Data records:
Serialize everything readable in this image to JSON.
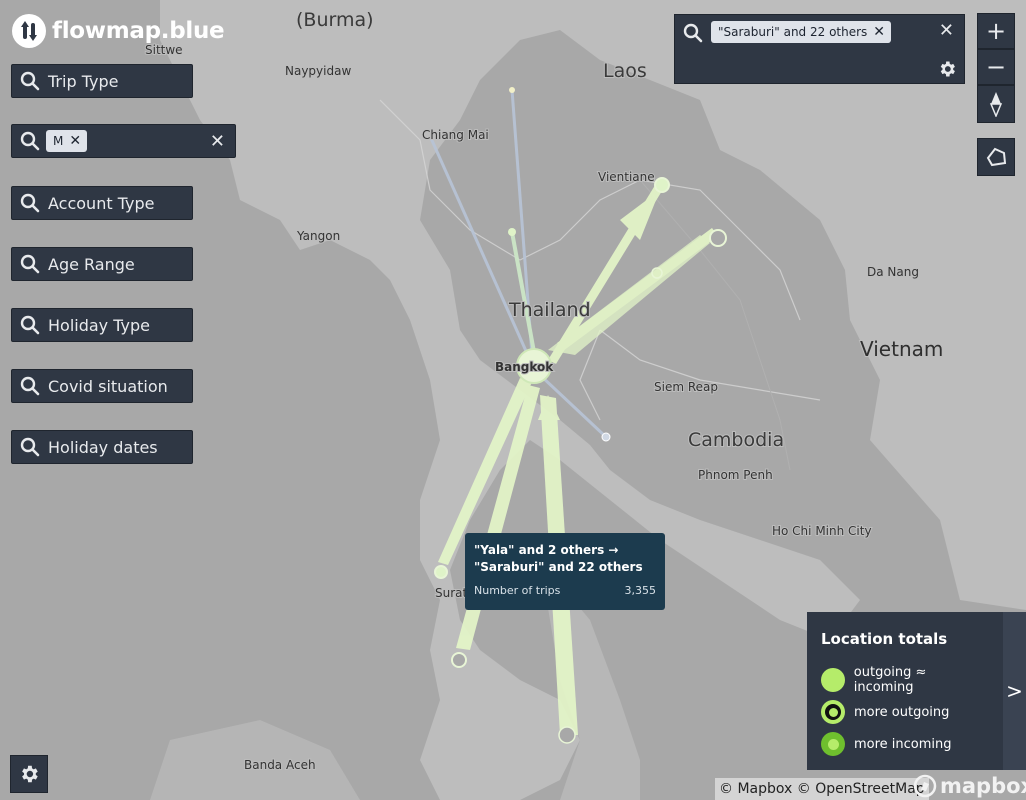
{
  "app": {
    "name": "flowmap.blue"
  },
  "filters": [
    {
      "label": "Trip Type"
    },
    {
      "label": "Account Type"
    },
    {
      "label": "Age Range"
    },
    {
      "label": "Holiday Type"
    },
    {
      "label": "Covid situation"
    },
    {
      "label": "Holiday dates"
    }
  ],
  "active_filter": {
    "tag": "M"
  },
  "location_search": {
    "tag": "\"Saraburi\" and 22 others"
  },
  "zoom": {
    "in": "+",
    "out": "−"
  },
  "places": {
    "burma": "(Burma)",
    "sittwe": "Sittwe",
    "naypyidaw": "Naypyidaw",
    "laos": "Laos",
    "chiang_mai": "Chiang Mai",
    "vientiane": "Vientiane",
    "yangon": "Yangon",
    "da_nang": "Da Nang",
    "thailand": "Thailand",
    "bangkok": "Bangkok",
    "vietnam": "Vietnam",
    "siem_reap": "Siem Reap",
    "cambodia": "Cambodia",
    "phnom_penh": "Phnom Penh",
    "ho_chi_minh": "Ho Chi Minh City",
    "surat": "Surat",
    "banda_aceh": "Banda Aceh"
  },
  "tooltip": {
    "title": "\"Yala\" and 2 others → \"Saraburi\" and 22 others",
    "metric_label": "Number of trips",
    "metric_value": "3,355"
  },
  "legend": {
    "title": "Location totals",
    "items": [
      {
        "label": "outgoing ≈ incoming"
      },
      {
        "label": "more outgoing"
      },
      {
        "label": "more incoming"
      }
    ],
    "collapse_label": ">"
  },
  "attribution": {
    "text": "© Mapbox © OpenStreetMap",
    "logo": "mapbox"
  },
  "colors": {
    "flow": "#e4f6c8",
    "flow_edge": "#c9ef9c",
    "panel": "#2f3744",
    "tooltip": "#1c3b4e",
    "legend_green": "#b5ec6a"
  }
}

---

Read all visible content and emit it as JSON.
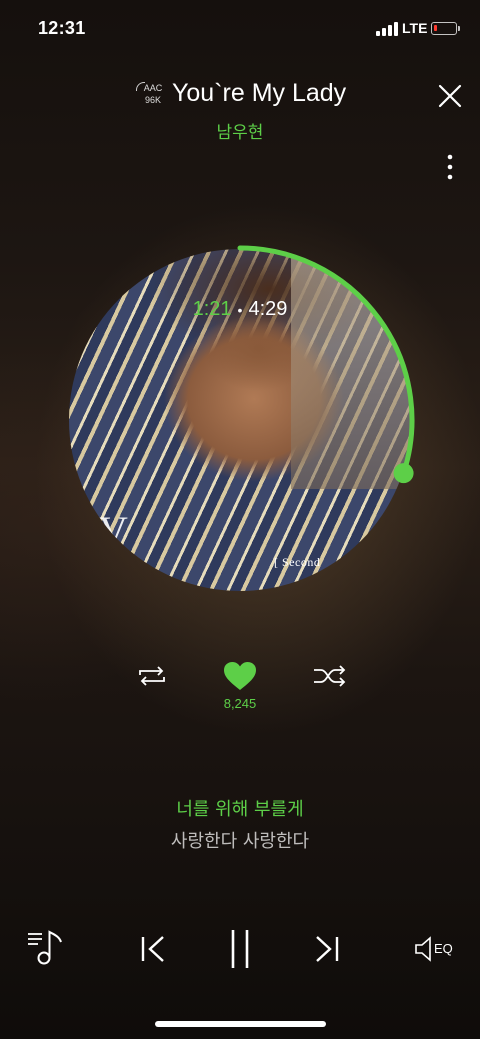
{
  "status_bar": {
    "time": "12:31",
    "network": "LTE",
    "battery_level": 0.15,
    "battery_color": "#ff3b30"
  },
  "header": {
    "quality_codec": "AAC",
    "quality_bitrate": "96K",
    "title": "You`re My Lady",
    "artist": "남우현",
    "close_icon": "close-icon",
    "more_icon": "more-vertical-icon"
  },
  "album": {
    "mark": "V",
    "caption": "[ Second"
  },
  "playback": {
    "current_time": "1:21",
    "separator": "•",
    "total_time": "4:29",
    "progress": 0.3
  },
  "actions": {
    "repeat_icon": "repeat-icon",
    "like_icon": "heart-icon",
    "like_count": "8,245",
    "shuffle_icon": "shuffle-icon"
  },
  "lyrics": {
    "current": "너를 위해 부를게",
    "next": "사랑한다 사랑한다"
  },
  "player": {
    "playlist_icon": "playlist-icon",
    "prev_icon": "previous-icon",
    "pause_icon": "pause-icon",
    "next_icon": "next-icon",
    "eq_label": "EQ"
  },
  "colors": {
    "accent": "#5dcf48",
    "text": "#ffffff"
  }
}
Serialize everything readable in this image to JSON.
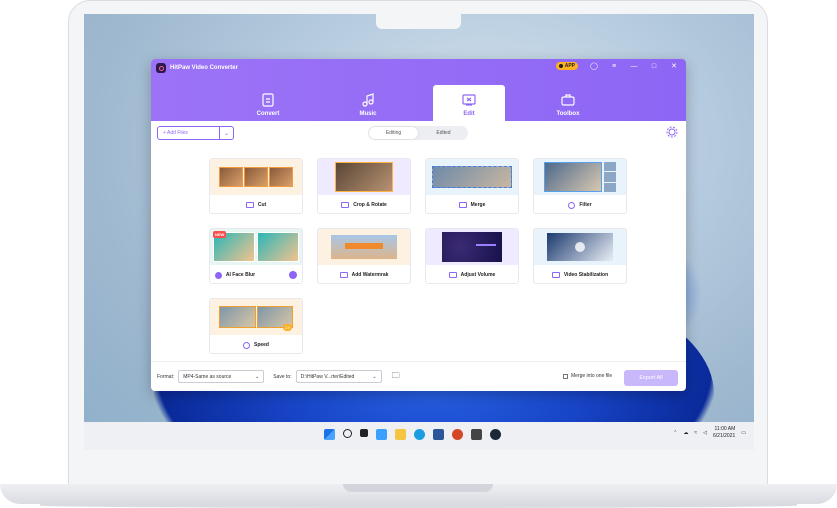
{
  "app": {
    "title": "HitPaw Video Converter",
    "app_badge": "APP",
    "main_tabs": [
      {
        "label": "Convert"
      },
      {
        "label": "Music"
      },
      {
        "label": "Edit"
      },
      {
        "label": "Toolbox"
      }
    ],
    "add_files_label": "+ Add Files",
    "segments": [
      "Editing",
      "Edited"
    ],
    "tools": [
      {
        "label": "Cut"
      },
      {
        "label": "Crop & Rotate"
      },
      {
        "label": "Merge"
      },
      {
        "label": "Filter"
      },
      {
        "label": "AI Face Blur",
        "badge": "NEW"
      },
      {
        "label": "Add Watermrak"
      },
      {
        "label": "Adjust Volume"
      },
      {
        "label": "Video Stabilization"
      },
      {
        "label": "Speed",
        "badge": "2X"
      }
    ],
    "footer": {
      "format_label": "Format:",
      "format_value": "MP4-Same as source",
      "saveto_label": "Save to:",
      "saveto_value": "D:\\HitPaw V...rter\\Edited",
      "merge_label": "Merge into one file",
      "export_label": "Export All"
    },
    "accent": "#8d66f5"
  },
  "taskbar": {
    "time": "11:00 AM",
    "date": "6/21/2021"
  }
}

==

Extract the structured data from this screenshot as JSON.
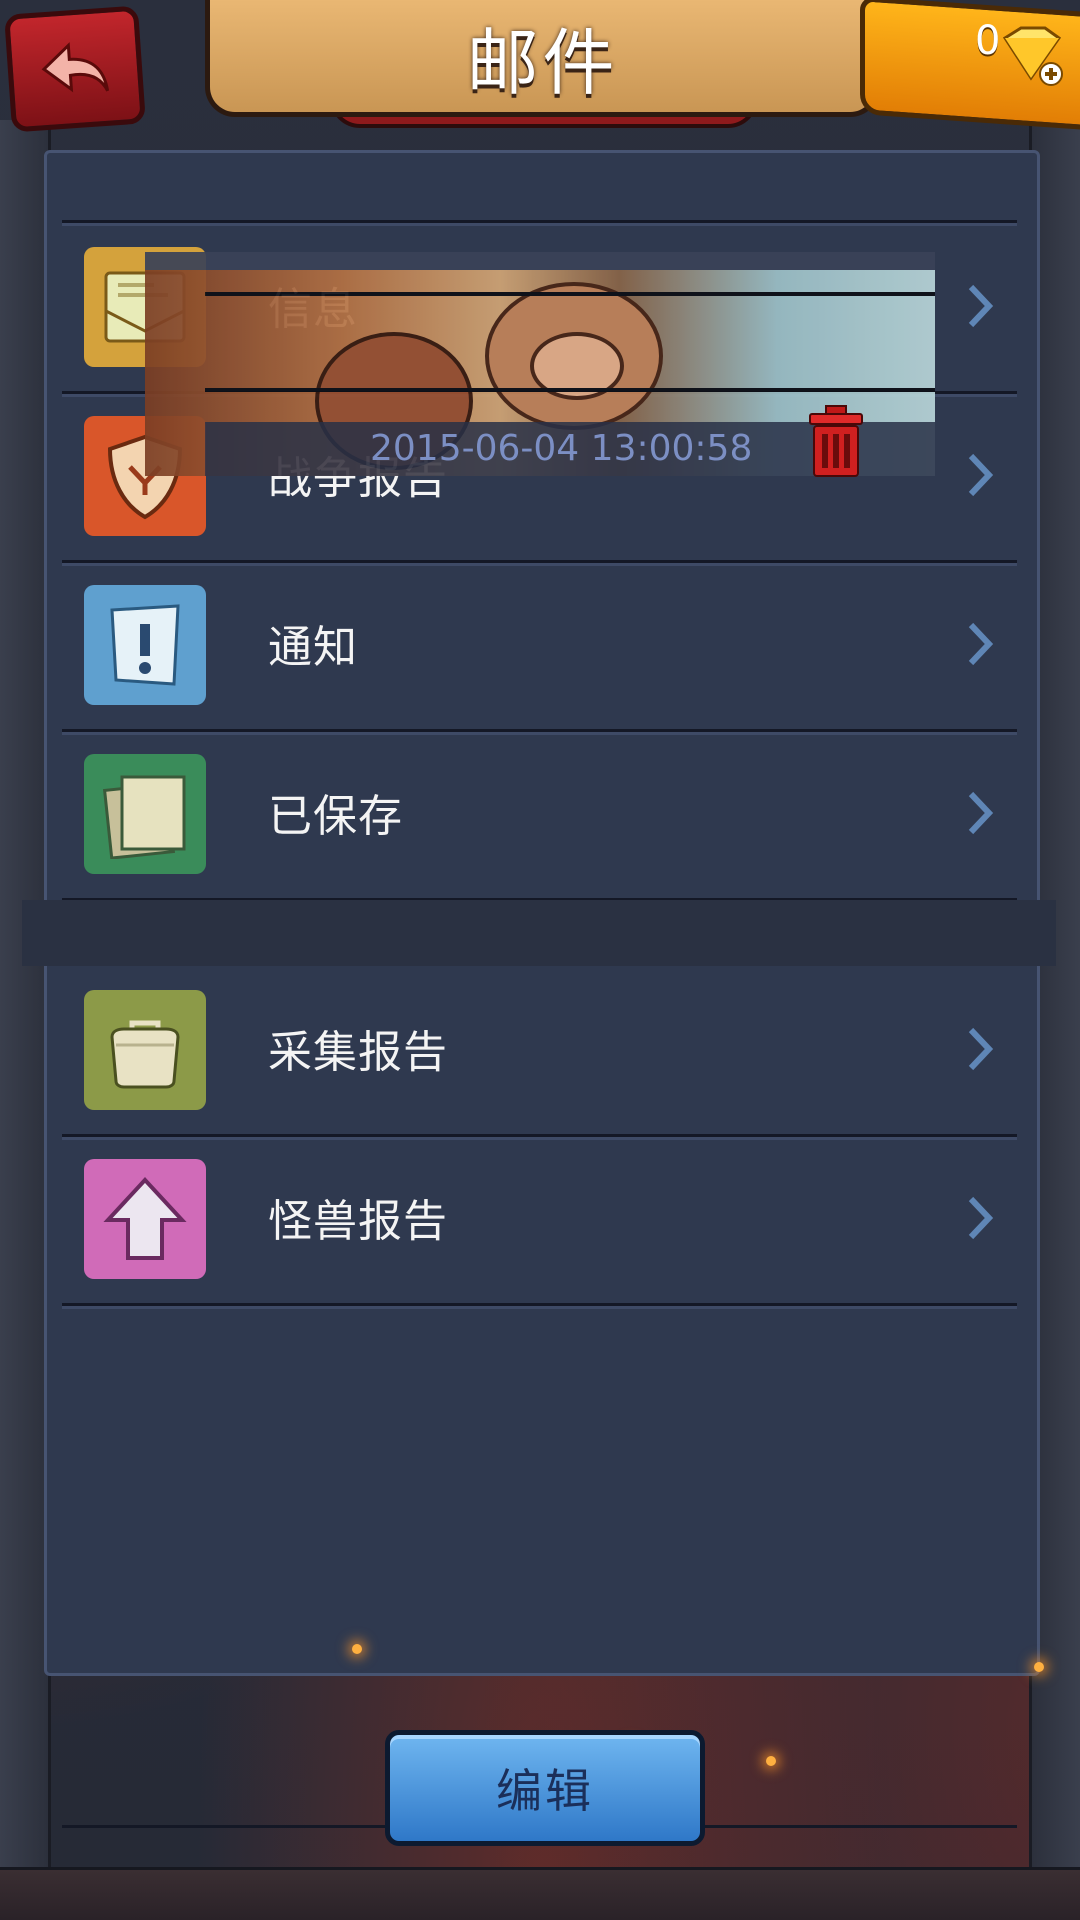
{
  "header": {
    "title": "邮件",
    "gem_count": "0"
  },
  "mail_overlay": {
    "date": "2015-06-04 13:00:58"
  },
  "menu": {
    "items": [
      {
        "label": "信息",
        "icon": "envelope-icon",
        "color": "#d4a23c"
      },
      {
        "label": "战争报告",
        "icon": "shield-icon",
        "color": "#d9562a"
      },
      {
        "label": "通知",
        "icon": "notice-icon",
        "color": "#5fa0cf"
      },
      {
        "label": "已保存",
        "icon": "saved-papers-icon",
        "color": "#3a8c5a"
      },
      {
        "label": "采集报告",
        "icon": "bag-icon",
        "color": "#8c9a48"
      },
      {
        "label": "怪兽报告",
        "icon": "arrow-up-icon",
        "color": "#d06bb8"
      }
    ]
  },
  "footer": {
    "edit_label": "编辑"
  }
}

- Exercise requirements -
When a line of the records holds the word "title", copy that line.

- Solution to the problem -
    "title": "\"Yala\" and 2 others → \"Saraburi\" and 22 others",
    "title": "Location totals",
    "title": "You`re My Lady",
    "title": "HitPaw Video Converter",
    "title": "邮件",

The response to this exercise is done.